Available data Start Marker

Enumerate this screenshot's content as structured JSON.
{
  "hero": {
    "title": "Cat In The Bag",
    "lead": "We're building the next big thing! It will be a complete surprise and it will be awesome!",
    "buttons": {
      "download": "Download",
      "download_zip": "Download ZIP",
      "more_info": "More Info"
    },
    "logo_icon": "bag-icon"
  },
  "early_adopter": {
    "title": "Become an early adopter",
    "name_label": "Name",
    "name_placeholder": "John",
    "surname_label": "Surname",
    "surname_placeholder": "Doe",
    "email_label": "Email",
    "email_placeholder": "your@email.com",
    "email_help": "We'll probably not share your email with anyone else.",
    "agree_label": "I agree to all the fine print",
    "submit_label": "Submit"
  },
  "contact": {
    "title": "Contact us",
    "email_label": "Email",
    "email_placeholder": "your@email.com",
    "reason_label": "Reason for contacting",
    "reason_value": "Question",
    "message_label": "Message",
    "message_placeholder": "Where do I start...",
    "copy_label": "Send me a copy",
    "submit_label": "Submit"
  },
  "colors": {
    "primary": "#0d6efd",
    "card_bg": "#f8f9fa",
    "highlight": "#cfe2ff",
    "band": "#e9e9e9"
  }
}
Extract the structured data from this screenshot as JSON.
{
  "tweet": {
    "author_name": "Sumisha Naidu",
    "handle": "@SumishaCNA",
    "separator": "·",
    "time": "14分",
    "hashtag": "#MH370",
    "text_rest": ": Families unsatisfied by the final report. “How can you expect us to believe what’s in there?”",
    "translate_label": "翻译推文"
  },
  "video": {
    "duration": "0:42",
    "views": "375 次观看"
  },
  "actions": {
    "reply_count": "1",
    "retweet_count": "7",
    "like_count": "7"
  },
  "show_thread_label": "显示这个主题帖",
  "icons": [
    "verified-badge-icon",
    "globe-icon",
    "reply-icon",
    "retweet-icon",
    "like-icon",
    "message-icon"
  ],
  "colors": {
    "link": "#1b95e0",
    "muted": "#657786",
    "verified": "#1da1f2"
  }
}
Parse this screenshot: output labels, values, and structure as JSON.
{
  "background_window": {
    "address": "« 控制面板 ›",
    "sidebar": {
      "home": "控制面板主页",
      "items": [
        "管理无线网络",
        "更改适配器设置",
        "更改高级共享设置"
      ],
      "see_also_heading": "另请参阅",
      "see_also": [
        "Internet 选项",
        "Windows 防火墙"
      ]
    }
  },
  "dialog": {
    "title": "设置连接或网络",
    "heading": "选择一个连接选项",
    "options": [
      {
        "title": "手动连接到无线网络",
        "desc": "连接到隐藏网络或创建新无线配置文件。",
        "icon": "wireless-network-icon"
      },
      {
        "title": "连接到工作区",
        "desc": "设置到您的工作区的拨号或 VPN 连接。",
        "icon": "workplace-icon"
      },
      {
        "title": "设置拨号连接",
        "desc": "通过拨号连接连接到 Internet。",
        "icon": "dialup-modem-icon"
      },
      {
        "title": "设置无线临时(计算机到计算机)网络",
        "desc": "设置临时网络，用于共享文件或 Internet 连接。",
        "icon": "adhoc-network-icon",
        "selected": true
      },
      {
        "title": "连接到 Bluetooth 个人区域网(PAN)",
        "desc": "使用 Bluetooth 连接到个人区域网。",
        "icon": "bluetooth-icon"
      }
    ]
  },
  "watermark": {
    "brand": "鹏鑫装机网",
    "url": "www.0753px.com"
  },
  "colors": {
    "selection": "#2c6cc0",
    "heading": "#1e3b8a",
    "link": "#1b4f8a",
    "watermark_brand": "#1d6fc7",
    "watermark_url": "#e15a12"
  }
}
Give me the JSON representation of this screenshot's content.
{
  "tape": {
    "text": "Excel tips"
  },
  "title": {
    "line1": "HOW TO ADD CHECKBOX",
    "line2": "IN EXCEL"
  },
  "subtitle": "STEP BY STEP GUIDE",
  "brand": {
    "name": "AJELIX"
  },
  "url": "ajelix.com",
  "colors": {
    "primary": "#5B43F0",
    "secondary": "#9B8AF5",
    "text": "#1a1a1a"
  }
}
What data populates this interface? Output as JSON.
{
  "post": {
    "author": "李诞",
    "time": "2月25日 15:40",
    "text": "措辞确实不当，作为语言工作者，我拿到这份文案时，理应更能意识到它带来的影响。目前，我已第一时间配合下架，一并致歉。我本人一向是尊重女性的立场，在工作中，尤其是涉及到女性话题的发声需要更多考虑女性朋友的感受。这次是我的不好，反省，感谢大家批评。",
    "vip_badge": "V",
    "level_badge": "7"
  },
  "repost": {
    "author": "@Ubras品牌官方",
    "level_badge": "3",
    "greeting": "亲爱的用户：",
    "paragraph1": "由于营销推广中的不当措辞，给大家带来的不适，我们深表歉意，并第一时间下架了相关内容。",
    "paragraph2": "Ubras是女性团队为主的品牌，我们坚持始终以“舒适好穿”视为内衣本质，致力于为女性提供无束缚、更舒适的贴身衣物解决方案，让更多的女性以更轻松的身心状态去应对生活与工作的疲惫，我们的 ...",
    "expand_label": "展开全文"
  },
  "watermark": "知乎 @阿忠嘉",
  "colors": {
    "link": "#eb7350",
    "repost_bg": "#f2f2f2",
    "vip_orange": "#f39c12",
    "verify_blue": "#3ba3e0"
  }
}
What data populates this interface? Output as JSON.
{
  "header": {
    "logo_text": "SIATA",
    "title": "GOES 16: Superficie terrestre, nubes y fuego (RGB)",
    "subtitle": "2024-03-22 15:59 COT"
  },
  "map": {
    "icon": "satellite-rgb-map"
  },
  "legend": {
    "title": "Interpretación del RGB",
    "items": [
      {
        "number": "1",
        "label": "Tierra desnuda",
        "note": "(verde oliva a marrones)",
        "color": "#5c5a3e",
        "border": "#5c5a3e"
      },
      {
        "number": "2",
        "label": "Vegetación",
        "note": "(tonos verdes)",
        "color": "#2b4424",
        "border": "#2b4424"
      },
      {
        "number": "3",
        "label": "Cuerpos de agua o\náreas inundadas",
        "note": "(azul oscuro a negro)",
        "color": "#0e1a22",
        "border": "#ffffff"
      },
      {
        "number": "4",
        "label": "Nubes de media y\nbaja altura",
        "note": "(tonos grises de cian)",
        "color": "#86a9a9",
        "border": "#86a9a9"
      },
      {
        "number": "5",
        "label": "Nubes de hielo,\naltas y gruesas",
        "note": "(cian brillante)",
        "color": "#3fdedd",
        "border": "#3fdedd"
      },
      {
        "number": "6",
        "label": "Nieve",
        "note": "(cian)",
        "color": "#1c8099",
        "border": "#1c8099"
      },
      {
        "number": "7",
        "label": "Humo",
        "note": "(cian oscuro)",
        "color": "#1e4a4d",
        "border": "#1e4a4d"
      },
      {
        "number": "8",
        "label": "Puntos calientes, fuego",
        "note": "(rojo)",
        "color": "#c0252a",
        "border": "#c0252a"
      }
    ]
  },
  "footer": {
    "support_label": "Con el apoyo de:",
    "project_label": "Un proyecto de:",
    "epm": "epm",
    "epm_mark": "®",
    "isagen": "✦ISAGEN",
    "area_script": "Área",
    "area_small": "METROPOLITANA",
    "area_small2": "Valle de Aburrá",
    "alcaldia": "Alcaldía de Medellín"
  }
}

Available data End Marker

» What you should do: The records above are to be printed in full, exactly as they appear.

» Answer to this exercise:
Enumerate this screenshot's content as structured JSON.
{
  "hero": {
    "title": "Cat In The Bag",
    "lead": "We're building the next big thing! It will be a complete surprise and it will be awesome!",
    "buttons": {
      "download": "Download",
      "download_zip": "Download ZIP",
      "more_info": "More Info"
    },
    "logo_icon": "bag-icon"
  },
  "early_adopter": {
    "title": "Become an early adopter",
    "name_label": "Name",
    "name_placeholder": "John",
    "surname_label": "Surname",
    "surname_placeholder": "Doe",
    "email_label": "Email",
    "email_placeholder": "your@email.com",
    "email_help": "We'll probably not share your email with anyone else.",
    "agree_label": "I agree to all the fine print",
    "submit_label": "Submit"
  },
  "contact": {
    "title": "Contact us",
    "email_label": "Email",
    "email_placeholder": "your@email.com",
    "reason_label": "Reason for contacting",
    "reason_value": "Question",
    "message_label": "Message",
    "message_placeholder": "Where do I start...",
    "copy_label": "Send me a copy",
    "submit_label": "Submit"
  },
  "colors": {
    "primary": "#0d6efd",
    "card_bg": "#f8f9fa",
    "highlight": "#cfe2ff",
    "band": "#e9e9e9"
  }
}
Extract the structured data from this screenshot as JSON.
{
  "tweet": {
    "author_name": "Sumisha Naidu",
    "handle": "@SumishaCNA",
    "separator": "·",
    "time": "14分",
    "hashtag": "#MH370",
    "text_rest": ": Families unsatisfied by the final report. “How can you expect us to believe what’s in there?”",
    "translate_label": "翻译推文"
  },
  "video": {
    "duration": "0:42",
    "views": "375 次观看"
  },
  "actions": {
    "reply_count": "1",
    "retweet_count": "7",
    "like_count": "7"
  },
  "show_thread_label": "显示这个主题帖",
  "icons": [
    "verified-badge-icon",
    "globe-icon",
    "reply-icon",
    "retweet-icon",
    "like-icon",
    "message-icon"
  ],
  "colors": {
    "link": "#1b95e0",
    "muted": "#657786",
    "verified": "#1da1f2"
  }
}
Parse this screenshot: output labels, values, and structure as JSON.
{
  "background_window": {
    "address": "« 控制面板 ›",
    "sidebar": {
      "home": "控制面板主页",
      "items": [
        "管理无线网络",
        "更改适配器设置",
        "更改高级共享设置"
      ],
      "see_also_heading": "另请参阅",
      "see_also": [
        "Internet 选项",
        "Windows 防火墙"
      ]
    }
  },
  "dialog": {
    "title": "设置连接或网络",
    "heading": "选择一个连接选项",
    "options": [
      {
        "title": "手动连接到无线网络",
        "desc": "连接到隐藏网络或创建新无线配置文件。",
        "icon": "wireless-network-icon"
      },
      {
        "title": "连接到工作区",
        "desc": "设置到您的工作区的拨号或 VPN 连接。",
        "icon": "workplace-icon"
      },
      {
        "title": "设置拨号连接",
        "desc": "通过拨号连接连接到 Internet。",
        "icon": "dialup-modem-icon"
      },
      {
        "title": "设置无线临时(计算机到计算机)网络",
        "desc": "设置临时网络，用于共享文件或 Internet 连接。",
        "icon": "adhoc-network-icon",
        "selected": true
      },
      {
        "title": "连接到 Bluetooth 个人区域网(PAN)",
        "desc": "使用 Bluetooth 连接到个人区域网。",
        "icon": "bluetooth-icon"
      }
    ]
  },
  "watermark": {
    "brand": "鹏鑫装机网",
    "url": "www.0753px.com"
  },
  "colors": {
    "selection": "#2c6cc0",
    "heading": "#1e3b8a",
    "link": "#1b4f8a",
    "watermark_brand": "#1d6fc7",
    "watermark_url": "#e15a12"
  }
}
Give me the JSON representation of this screenshot's content.
{
  "tape": {
    "text": "Excel tips"
  },
  "title": {
    "line1": "HOW TO ADD CHECKBOX",
    "line2": "IN EXCEL"
  },
  "subtitle": "STEP BY STEP GUIDE",
  "brand": {
    "name": "AJELIX"
  },
  "url": "ajelix.com",
  "colors": {
    "primary": "#5B43F0",
    "secondary": "#9B8AF5",
    "text": "#1a1a1a"
  }
}
What data populates this interface? Output as JSON.
{
  "post": {
    "author": "李诞",
    "time": "2月25日 15:40",
    "text": "措辞确实不当，作为语言工作者，我拿到这份文案时，理应更能意识到它带来的影响。目前，我已第一时间配合下架，一并致歉。我本人一向是尊重女性的立场，在工作中，尤其是涉及到女性话题的发声需要更多考虑女性朋友的感受。这次是我的不好，反省，感谢大家批评。",
    "vip_badge": "V",
    "level_badge": "7"
  },
  "repost": {
    "author": "@Ubras品牌官方",
    "level_badge": "3",
    "greeting": "亲爱的用户：",
    "paragraph1": "由于营销推广中的不当措辞，给大家带来的不适，我们深表歉意，并第一时间下架了相关内容。",
    "paragraph2": "Ubras是女性团队为主的品牌，我们坚持始终以“舒适好穿”视为内衣本质，致力于为女性提供无束缚、更舒适的贴身衣物解决方案，让更多的女性以更轻松的身心状态去应对生活与工作的疲惫，我们的 ...",
    "expand_label": "展开全文"
  },
  "watermark": "知乎 @阿忠嘉",
  "colors": {
    "link": "#eb7350",
    "repost_bg": "#f2f2f2",
    "vip_orange": "#f39c12",
    "verify_blue": "#3ba3e0"
  }
}
What data populates this interface? Output as JSON.
{
  "header": {
    "logo_text": "SIATA",
    "title": "GOES 16: Superficie terrestre, nubes y fuego (RGB)",
    "subtitle": "2024-03-22 15:59 COT"
  },
  "map": {
    "icon": "satellite-rgb-map"
  },
  "legend": {
    "title": "Interpretación del RGB",
    "items": [
      {
        "number": "1",
        "label": "Tierra desnuda",
        "note": "(verde oliva a marrones)",
        "color": "#5c5a3e",
        "border": "#5c5a3e"
      },
      {
        "number": "2",
        "label": "Vegetación",
        "note": "(tonos verdes)",
        "color": "#2b4424",
        "border": "#2b4424"
      },
      {
        "number": "3",
        "label": "Cuerpos de agua o\náreas inundadas",
        "note": "(azul oscuro a negro)",
        "color": "#0e1a22",
        "border": "#ffffff"
      },
      {
        "number": "4",
        "label": "Nubes de media y\nbaja altura",
        "note": "(tonos grises de cian)",
        "color": "#86a9a9",
        "border": "#86a9a9"
      },
      {
        "number": "5",
        "label": "Nubes de hielo,\naltas y gruesas",
        "note": "(cian brillante)",
        "color": "#3fdedd",
        "border": "#3fdedd"
      },
      {
        "number": "6",
        "label": "Nieve",
        "note": "(cian)",
        "color": "#1c8099",
        "border": "#1c8099"
      },
      {
        "number": "7",
        "label": "Humo",
        "note": "(cian oscuro)",
        "color": "#1e4a4d",
        "border": "#1e4a4d"
      },
      {
        "number": "8",
        "label": "Puntos calientes, fuego",
        "note": "(rojo)",
        "color": "#c0252a",
        "border": "#c0252a"
      }
    ]
  },
  "footer": {
    "support_label": "Con el apoyo de:",
    "project_label": "Un proyecto de:",
    "epm": "epm",
    "epm_mark": "®",
    "isagen": "✦ISAGEN",
    "area_script": "Área",
    "area_small": "METROPOLITANA",
    "area_small2": "Valle de Aburrá",
    "alcaldia": "Alcaldía de Medellín"
  }
}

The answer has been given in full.